• **Supplied entries**:
________

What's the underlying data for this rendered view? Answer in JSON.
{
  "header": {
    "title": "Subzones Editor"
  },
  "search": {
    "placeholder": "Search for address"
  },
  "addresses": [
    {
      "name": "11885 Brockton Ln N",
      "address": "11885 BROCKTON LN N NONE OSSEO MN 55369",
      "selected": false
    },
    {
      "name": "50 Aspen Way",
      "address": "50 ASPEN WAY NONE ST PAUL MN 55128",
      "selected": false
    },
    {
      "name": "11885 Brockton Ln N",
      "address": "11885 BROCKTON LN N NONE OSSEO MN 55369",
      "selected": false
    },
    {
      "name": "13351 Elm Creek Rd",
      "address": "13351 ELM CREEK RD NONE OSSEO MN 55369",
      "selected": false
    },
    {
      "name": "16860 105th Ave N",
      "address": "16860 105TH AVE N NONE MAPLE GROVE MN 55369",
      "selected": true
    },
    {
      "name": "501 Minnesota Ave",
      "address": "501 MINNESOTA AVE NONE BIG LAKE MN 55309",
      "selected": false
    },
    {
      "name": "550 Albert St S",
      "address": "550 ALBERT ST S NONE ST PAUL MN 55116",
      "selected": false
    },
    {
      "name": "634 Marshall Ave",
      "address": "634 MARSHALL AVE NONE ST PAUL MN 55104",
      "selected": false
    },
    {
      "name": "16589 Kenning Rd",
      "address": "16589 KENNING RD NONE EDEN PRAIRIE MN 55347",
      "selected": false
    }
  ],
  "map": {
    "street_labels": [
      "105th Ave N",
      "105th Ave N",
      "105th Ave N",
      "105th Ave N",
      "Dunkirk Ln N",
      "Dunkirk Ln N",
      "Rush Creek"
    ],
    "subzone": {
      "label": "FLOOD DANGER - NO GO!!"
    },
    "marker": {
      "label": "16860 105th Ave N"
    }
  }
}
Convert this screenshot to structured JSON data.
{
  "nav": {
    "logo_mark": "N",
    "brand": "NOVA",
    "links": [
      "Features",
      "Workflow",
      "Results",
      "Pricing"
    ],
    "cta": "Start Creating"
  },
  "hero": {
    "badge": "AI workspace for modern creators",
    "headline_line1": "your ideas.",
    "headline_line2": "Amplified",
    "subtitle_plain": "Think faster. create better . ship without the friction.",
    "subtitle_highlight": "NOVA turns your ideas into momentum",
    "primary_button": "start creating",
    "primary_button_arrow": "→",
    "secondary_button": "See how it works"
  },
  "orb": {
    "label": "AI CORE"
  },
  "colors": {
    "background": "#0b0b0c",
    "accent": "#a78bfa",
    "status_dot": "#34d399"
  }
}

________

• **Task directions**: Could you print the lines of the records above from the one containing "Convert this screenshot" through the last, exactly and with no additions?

• **Result for this exercise**:
Convert this screenshot to structured JSON data.
{
  "nav": {
    "logo_mark": "N",
    "brand": "NOVA",
    "links": [
      "Features",
      "Workflow",
      "Results",
      "Pricing"
    ],
    "cta": "Start Creating"
  },
  "hero": {
    "badge": "AI workspace for modern creators",
    "headline_line1": "your ideas.",
    "headline_line2": "Amplified",
    "subtitle_plain": "Think faster. create better . ship without the friction.",
    "subtitle_highlight": "NOVA turns your ideas into momentum",
    "primary_button": "start creating",
    "primary_button_arrow": "→",
    "secondary_button": "See how it works"
  },
  "orb": {
    "label": "AI CORE"
  },
  "colors": {
    "background": "#0b0b0c",
    "accent": "#a78bfa",
    "status_dot": "#34d399"
  }
}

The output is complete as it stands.